• **What the task requires**
Looking through the records that follow, determine how many lines contain "folder" and reply with that number alone.

• **Material provided**

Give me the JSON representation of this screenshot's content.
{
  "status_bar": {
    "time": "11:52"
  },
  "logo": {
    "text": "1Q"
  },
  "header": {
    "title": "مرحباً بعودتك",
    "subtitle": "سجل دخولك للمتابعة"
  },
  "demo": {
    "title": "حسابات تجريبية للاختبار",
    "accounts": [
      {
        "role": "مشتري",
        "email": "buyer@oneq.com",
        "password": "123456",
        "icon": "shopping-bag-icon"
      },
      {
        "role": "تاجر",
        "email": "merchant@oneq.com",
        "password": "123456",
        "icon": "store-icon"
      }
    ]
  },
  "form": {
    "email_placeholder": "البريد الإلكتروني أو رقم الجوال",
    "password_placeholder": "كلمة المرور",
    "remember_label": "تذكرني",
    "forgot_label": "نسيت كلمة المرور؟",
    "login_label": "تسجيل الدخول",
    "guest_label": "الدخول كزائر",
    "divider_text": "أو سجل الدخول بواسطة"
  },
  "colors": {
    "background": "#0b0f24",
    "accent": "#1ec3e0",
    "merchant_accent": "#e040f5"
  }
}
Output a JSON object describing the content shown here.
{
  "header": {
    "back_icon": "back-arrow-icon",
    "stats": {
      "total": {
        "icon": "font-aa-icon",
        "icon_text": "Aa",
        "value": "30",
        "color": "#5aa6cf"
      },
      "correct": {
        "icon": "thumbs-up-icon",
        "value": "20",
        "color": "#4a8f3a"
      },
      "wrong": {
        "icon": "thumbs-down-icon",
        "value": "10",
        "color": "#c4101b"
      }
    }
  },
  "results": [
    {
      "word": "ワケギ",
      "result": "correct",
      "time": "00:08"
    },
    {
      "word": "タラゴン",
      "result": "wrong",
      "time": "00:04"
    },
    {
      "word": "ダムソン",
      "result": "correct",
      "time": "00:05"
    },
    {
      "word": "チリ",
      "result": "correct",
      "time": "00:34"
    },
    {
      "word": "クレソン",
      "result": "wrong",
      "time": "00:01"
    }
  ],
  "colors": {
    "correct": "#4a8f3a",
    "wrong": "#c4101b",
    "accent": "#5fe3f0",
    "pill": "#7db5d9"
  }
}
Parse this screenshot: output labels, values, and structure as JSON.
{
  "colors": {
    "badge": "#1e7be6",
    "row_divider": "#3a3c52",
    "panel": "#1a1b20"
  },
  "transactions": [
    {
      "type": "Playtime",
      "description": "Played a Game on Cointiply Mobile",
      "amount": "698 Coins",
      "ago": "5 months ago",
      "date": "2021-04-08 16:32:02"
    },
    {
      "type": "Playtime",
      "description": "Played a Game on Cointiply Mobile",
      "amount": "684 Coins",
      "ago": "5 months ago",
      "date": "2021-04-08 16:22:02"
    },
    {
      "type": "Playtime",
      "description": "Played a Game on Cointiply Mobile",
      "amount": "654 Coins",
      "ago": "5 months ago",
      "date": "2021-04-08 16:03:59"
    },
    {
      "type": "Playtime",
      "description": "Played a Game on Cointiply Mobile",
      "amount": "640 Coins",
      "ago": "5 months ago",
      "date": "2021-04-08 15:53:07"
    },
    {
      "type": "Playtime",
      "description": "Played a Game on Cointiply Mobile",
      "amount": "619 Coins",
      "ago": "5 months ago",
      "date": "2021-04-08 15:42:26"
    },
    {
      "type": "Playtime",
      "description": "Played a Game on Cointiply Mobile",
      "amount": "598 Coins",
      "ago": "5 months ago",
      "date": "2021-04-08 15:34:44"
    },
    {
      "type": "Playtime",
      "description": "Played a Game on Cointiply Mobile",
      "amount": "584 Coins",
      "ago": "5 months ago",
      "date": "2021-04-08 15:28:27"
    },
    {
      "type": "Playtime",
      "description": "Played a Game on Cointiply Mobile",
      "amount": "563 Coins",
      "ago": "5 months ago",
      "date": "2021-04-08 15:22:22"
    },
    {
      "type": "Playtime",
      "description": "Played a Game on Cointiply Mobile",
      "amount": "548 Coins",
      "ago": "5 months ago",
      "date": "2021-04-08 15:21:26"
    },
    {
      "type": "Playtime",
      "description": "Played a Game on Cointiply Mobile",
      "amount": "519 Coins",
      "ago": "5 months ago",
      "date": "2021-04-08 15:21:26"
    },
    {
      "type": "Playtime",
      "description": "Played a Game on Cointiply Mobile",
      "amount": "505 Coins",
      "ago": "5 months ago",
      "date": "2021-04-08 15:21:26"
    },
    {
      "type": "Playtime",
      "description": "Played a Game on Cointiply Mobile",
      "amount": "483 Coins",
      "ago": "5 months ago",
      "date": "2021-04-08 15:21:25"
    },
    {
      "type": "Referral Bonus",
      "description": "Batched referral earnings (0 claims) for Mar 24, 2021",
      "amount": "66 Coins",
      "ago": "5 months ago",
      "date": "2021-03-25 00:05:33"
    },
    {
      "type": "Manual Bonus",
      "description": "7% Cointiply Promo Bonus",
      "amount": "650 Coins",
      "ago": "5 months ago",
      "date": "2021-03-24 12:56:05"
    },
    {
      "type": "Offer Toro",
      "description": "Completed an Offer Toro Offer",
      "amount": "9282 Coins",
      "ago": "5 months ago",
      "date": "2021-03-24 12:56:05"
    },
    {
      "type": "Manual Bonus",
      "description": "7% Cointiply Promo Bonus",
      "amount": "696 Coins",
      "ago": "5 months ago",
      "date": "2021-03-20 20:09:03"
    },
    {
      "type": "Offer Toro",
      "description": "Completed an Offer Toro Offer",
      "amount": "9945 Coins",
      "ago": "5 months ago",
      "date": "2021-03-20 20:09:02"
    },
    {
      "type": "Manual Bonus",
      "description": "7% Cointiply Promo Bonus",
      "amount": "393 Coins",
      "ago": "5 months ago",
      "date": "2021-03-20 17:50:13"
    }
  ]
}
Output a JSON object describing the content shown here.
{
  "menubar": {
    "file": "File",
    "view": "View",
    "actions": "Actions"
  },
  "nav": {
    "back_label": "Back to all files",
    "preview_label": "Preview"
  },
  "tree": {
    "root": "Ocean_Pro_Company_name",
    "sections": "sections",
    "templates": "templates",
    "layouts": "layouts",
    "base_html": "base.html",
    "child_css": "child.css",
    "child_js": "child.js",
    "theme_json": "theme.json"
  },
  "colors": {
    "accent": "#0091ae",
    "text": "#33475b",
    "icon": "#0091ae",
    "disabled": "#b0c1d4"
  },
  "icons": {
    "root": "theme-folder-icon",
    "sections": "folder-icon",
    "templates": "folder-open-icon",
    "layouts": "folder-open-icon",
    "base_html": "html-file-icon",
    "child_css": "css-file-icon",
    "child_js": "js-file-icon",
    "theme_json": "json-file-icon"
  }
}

• **Answer to this task**
4